*Try it:* Only lines containing the string "bruto" belong in the answer; find them in the records and copy them.

════════════════════

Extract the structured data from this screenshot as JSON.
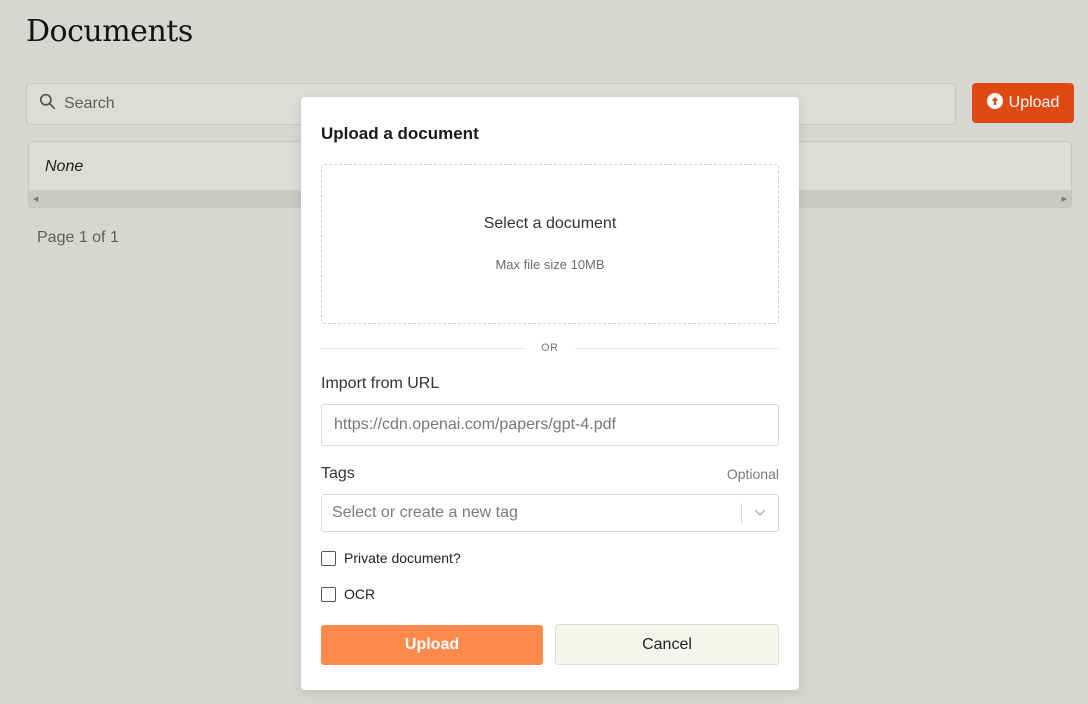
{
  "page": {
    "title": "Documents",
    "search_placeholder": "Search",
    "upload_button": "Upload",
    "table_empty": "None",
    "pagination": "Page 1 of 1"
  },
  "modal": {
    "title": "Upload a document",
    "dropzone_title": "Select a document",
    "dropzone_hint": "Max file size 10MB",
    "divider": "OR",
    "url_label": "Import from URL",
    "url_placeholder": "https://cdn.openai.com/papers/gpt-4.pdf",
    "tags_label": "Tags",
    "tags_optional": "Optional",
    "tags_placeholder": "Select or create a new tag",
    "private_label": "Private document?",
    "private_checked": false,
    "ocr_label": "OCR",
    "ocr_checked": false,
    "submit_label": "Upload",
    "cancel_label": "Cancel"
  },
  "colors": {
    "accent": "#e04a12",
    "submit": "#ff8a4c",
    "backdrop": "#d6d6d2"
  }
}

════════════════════

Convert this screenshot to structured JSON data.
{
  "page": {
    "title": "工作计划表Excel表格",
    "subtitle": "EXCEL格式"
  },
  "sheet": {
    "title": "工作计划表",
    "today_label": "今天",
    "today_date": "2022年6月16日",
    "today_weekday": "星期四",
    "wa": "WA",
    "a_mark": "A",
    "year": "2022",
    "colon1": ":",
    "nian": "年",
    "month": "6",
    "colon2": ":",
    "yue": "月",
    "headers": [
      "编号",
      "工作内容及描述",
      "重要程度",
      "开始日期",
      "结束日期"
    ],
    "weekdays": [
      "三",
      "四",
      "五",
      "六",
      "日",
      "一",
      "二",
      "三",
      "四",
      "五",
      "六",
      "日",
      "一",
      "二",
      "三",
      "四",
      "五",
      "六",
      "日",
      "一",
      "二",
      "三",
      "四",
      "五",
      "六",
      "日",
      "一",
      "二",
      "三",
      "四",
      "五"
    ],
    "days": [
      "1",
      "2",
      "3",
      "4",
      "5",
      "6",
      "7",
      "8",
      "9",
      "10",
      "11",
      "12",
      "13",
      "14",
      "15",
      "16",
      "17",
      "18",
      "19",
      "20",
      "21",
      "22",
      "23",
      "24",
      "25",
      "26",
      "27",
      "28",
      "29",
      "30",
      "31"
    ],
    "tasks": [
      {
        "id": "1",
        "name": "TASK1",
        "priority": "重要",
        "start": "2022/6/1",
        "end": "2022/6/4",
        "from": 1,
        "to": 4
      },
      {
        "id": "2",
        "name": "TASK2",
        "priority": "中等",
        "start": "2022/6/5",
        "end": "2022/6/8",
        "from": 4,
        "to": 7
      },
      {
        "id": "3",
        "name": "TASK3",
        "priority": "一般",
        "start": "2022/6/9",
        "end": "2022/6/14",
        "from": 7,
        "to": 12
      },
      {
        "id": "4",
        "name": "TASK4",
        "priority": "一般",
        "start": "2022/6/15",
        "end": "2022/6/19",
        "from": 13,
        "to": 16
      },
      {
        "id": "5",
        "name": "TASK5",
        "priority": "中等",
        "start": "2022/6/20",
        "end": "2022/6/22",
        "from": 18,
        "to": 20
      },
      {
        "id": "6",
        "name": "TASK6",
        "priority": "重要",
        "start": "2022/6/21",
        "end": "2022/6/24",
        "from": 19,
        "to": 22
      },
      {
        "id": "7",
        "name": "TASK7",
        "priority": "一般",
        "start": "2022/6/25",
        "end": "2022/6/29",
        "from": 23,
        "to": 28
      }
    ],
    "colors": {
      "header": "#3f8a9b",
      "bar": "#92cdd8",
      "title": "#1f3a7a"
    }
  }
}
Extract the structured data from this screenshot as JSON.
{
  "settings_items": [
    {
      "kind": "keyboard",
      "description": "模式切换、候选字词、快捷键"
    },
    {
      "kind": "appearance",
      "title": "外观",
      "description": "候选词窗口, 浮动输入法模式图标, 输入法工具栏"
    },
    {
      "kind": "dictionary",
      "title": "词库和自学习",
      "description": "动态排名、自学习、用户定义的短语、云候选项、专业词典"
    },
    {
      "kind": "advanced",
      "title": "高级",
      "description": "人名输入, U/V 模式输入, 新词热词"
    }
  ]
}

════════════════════

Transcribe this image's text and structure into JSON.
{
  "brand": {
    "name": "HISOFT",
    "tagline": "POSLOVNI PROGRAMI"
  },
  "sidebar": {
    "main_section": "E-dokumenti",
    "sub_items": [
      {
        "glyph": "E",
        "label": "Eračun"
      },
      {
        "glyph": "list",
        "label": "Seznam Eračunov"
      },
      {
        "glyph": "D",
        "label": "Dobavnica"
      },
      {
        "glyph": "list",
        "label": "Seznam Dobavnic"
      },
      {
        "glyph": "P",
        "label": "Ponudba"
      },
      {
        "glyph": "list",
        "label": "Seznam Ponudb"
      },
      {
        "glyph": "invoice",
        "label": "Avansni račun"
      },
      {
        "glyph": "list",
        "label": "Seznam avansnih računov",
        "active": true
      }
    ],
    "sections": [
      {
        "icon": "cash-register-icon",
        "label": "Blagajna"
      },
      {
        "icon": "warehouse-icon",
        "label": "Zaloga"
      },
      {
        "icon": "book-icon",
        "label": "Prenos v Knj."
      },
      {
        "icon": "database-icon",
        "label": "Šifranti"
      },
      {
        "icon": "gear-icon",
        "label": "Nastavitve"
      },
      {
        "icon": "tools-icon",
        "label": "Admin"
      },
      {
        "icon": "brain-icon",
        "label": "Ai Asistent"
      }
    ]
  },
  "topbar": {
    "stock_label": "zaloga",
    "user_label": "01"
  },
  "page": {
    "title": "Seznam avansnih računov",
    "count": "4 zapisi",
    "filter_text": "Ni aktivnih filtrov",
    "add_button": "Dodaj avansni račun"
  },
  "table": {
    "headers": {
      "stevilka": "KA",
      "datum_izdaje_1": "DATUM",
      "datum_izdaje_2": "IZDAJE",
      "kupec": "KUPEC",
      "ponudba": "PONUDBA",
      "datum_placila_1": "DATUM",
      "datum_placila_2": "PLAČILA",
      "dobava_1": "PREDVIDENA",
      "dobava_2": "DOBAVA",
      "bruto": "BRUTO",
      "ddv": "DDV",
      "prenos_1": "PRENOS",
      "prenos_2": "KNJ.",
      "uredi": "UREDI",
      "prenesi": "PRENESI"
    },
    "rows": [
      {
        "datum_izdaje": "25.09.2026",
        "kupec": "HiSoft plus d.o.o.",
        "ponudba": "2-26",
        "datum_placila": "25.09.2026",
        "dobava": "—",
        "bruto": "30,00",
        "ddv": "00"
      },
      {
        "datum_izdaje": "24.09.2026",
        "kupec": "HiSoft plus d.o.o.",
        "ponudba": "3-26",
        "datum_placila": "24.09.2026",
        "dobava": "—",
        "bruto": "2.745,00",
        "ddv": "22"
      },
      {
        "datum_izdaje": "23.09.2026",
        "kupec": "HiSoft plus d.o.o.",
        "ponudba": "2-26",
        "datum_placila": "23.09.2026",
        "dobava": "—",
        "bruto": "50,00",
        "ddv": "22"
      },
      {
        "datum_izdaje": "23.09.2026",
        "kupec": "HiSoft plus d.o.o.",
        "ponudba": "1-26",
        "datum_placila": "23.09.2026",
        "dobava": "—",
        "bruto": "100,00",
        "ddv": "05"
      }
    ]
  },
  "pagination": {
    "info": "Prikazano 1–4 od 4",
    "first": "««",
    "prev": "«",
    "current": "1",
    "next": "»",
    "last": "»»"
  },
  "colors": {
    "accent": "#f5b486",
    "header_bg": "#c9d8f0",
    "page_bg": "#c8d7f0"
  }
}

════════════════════

*The completed task:*
      "bruto": "BRUTO",
        "bruto": "30,00",
        "bruto": "2.745,00",
        "bruto": "50,00",
        "bruto": "100,00",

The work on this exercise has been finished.